Provided that you’re getting adequate dietary protein throughout the day, I recommend BCAAs pre-workout. Their free form offers much faster absorption and uptake, which means your blood amino levels will be high when you hit the training floor.



Amanda crushing Karen



Today's Workout

2Mins-Double Unders
2Mins-Power Cleans
Rx:100DU or 2mins (which ever comes first), 185/135,Ring Dips
Int:135/95, Bar Dips
Beg:DU Practice, 75/45, Bench/Neg. Bar Dips

Tuesday 7.22.14

Words from Pete:

Foundation Building

The first step to changing your Lifestyle, Nutrition, and Fitness habits is to walk through the doors of Craic. Why was this so difficult for each one of us to do? The answer is fear. We were all scared of what was on the other side of the door. Once we over came that fear and walked through the door we realized there was nothing to be scared of.

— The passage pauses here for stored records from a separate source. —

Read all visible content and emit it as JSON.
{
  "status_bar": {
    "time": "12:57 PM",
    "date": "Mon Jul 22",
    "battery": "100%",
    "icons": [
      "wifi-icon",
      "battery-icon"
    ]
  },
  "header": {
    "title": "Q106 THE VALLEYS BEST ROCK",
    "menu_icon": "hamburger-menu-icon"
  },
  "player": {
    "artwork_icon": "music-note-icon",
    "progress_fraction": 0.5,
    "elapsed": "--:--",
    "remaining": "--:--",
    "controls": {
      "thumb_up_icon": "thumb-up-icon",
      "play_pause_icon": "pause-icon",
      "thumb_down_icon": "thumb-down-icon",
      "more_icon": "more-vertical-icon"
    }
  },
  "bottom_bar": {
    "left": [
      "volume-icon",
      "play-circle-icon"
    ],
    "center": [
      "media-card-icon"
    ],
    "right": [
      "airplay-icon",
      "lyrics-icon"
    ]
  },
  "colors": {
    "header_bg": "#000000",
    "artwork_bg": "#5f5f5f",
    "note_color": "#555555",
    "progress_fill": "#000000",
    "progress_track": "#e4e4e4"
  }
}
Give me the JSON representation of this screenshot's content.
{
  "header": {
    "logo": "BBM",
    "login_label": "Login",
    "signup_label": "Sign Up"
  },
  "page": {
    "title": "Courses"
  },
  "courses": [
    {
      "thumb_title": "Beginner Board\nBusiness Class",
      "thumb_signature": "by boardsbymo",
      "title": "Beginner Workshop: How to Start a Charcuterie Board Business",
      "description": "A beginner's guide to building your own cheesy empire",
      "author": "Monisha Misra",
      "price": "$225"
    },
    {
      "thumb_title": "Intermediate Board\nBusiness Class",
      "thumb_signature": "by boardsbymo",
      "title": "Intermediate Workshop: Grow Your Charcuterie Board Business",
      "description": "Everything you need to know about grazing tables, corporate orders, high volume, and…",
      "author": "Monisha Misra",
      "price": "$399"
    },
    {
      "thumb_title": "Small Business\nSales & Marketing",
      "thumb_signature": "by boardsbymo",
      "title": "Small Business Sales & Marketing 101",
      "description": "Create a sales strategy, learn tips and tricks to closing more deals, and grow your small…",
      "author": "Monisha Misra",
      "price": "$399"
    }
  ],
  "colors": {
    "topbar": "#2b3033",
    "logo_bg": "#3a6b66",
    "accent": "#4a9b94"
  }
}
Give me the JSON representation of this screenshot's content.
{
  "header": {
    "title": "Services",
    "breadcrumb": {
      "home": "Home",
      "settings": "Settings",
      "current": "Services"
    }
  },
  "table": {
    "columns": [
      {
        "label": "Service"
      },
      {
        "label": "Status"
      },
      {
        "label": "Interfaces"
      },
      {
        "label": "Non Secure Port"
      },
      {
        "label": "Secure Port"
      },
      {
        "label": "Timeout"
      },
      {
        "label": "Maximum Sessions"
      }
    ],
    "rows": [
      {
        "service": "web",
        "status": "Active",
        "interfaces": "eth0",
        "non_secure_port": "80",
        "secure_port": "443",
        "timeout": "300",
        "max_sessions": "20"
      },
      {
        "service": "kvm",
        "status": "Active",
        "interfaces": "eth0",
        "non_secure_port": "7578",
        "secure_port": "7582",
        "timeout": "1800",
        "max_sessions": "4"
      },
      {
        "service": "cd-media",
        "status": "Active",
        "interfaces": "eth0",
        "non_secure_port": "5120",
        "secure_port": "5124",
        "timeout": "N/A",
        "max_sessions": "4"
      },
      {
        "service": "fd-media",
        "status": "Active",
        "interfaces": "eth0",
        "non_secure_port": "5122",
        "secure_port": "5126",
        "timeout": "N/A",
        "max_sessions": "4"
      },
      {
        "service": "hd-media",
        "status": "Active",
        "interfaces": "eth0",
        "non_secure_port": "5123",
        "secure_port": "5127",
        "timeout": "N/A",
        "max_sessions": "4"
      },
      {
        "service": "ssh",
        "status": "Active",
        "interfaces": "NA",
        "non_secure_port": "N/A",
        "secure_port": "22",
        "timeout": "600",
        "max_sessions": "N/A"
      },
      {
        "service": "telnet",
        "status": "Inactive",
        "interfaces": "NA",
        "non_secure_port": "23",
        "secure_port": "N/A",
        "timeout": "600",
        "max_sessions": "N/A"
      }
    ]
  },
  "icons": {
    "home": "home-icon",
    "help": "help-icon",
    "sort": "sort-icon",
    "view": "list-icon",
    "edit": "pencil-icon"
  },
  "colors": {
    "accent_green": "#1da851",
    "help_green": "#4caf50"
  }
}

Then came the white board full of strange words like AMRAP, 10 EMOM, Snatch, Burpee, C2B, Ground 2 Overhead, A1), A2), rest times, rounds. A new fear was born. The fear of not knowing what the movements were and how the workout even worked.

If you feel like the whiteboard is a different langue or are having trouble with the movements  then come check out the Foundation Building class hosted by Coach Pete every Wednesday at 7:30pm at our Norwood location. The class uses the same daily workout focusing more on how to scale each movement and understanding how to read and execute what’s written on the whiteboard.

Fear of the things we don’t know are our own worst enemy. Once we break through our fears and educate ourselves on what it is we don’t understand it becomes a little less scary as well as easier to do. The stronger you build your foundation at Craic the more successful you will be in all aspects of your life.

Come break through your fears and build a solid foundation to build a successful experience here at Craic. Fear is A Liar. See you on Wednesday!

Coach Pete






Today's Workout

Row 500m
Run 400m
Rest 4mins
Last round time

Monday 7.21.14

Sat July 26 is bring a friend day at CRAIC. If you have a friend or family member that wants to come and check out a class bring them along. The workout will be a partner workout that you can do together.


Words from Sara:

1. An Experiment in Gratitude
A challenge for the next five days: every night before you go to sleep, spend one minute silently saying thanks to at least four people with whom you interacted with that day. Ideally, two people whosupported you and two people who challenged you. All interactions serve us in some way, even the “negative” or “difficult” ones. By setting aside time to express our gratitude for these people, we keep our hearts open to unconditional love; an appreciation of the way things are, as they are; acceptance.
Even if you don’t really feel grateful, this is okay. The point of the exercise is to get in the habit of expressing it. Let me know how it goes.
Check out July’s MOM, Meredith!!



Today's Workout

Pulling Work:
3x2.2.2 Muscle Up
3x3.3.3 Chest 2 Bar
3x5.5.5 Partner Asst. or Ring Rows
150 Wallballs
(12min Cap)